#### Data supplied

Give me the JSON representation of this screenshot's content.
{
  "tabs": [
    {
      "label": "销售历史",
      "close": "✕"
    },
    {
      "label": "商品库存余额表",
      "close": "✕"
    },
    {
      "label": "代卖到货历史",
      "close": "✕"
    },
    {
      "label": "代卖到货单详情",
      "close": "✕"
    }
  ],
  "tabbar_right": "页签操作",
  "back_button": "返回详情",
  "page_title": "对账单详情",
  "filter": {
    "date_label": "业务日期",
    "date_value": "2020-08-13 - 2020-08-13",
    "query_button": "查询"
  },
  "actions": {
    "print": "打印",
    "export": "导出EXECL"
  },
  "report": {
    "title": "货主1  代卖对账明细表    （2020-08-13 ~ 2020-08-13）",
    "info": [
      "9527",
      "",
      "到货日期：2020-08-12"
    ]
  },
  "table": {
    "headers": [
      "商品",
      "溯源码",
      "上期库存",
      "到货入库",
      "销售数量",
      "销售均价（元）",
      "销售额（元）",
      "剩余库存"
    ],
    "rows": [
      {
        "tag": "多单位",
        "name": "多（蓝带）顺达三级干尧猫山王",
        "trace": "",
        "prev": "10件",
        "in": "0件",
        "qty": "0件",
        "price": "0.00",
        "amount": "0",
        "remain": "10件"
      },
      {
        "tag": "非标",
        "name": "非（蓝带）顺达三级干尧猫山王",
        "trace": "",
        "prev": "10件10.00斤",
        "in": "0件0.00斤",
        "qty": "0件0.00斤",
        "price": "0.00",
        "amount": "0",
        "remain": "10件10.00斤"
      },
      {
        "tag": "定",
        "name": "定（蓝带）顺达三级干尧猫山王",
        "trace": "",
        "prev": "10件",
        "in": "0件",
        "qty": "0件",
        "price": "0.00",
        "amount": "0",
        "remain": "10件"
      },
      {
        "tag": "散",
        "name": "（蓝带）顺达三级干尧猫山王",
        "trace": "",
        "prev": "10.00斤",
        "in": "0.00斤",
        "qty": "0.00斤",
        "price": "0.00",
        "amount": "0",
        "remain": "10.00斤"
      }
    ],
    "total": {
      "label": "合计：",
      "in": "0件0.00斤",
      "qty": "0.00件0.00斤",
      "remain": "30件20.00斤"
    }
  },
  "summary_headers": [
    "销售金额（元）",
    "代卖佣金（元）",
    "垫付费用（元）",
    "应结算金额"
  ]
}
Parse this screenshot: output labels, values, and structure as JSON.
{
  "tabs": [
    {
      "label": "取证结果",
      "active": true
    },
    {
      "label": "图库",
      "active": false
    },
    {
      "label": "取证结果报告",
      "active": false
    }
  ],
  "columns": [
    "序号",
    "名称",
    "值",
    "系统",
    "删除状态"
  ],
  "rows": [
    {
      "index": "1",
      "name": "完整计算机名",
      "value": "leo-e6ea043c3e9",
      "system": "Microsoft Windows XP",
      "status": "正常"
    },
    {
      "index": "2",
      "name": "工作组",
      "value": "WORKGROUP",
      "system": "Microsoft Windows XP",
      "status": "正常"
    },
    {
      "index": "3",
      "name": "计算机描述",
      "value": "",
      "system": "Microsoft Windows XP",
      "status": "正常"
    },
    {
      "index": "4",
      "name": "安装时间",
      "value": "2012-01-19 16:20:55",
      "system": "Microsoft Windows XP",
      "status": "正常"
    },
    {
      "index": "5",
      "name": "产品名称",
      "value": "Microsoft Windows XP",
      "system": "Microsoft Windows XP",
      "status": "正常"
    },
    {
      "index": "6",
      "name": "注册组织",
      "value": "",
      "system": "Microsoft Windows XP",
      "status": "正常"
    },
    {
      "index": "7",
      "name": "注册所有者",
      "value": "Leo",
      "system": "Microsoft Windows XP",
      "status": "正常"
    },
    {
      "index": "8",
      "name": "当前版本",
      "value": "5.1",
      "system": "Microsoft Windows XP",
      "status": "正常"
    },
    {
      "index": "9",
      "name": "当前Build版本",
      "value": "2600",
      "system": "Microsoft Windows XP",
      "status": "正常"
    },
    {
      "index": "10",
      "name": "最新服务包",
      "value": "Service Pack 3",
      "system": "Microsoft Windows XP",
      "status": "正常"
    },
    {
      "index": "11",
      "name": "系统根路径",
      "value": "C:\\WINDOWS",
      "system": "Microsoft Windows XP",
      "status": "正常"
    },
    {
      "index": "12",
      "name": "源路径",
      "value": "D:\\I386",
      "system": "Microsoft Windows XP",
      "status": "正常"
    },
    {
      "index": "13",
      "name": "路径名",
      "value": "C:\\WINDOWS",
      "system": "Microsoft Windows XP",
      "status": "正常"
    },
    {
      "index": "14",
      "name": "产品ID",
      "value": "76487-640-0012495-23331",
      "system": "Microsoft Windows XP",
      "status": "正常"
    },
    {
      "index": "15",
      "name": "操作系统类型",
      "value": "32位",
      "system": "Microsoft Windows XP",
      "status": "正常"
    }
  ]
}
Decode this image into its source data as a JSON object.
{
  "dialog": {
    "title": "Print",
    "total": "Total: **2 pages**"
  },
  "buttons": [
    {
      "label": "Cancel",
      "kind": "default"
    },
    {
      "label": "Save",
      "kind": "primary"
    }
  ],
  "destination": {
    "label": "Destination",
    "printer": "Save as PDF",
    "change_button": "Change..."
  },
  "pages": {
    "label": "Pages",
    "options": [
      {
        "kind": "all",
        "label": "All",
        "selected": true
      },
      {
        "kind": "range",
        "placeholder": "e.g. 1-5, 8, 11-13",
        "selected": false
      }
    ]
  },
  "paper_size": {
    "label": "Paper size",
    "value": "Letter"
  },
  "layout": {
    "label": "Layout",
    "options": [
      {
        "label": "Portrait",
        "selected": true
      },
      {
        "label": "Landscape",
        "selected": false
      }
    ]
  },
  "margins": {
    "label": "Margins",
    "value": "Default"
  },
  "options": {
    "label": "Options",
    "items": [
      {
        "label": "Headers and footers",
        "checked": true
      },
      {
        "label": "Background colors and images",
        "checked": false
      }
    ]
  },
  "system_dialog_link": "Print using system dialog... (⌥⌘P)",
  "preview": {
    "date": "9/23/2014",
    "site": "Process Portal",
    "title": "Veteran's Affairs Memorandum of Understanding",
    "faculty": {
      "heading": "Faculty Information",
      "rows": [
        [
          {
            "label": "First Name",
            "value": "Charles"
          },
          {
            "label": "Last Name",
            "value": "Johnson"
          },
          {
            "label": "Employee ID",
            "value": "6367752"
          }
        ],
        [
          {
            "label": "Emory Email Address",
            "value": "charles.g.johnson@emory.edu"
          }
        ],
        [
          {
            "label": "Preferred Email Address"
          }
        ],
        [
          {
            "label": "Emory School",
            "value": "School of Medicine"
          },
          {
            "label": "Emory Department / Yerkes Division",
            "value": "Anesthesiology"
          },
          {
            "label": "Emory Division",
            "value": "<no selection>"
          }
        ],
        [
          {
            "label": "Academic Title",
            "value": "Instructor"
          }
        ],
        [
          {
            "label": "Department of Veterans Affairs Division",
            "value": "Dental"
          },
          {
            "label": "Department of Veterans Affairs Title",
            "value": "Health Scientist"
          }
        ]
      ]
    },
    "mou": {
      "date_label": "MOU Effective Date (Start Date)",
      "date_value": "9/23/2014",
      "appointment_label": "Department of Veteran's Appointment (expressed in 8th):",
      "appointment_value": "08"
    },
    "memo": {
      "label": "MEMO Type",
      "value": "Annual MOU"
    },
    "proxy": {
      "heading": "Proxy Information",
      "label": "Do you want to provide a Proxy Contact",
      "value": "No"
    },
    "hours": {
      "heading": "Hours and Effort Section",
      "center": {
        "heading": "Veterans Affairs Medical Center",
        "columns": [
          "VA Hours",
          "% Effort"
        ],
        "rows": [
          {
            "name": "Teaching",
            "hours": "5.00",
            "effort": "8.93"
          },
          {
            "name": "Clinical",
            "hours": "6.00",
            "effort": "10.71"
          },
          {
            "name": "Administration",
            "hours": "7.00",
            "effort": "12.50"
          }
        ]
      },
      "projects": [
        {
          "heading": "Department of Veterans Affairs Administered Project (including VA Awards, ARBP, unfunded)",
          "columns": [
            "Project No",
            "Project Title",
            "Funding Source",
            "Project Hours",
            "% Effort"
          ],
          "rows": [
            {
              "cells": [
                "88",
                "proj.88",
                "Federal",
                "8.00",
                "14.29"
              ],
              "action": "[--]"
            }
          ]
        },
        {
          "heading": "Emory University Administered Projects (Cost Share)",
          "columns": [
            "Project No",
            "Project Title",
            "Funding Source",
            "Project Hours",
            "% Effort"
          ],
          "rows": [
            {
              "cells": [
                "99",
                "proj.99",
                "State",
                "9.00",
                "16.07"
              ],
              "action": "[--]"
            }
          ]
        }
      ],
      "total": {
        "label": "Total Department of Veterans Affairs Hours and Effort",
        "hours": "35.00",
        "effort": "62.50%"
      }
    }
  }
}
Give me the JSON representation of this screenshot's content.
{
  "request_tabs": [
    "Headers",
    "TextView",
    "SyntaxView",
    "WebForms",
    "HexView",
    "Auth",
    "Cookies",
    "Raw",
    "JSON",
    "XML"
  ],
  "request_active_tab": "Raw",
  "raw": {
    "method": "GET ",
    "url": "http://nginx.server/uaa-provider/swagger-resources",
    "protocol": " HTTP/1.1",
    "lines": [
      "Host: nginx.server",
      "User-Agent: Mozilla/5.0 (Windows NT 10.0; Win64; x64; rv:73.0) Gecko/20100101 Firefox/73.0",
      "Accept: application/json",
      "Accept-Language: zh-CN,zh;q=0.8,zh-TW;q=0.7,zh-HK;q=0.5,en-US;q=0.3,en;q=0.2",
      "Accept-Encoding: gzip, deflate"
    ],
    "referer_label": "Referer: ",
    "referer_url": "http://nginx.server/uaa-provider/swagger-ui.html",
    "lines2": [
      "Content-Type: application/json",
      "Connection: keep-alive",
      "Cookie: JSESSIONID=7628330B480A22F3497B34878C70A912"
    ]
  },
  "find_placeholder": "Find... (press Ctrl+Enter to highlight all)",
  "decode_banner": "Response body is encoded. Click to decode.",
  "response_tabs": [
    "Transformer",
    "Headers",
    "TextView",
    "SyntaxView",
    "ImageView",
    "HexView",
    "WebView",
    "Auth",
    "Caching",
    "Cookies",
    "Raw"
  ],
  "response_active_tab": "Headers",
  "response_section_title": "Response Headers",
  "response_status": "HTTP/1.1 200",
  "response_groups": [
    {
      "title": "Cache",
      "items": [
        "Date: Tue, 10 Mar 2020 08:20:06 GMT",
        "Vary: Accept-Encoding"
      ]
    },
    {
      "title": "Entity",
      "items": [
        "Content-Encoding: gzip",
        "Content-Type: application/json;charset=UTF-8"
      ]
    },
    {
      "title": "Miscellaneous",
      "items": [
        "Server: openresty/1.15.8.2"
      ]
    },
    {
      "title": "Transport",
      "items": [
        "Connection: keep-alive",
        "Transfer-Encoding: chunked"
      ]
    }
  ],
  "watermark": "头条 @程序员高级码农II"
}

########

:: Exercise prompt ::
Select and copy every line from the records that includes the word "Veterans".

:: Written solution ::
            "label": "Department of Veterans Affairs Division",
            "label": "Department of Veterans Affairs Title",
        "heading": "Veterans Affairs Medical Center",
          "heading": "Department of Veterans Affairs Administered Project (including VA Awards, ARBP, unfunded)",
        "label": "Total Department of Veterans Affairs Hours and Effort",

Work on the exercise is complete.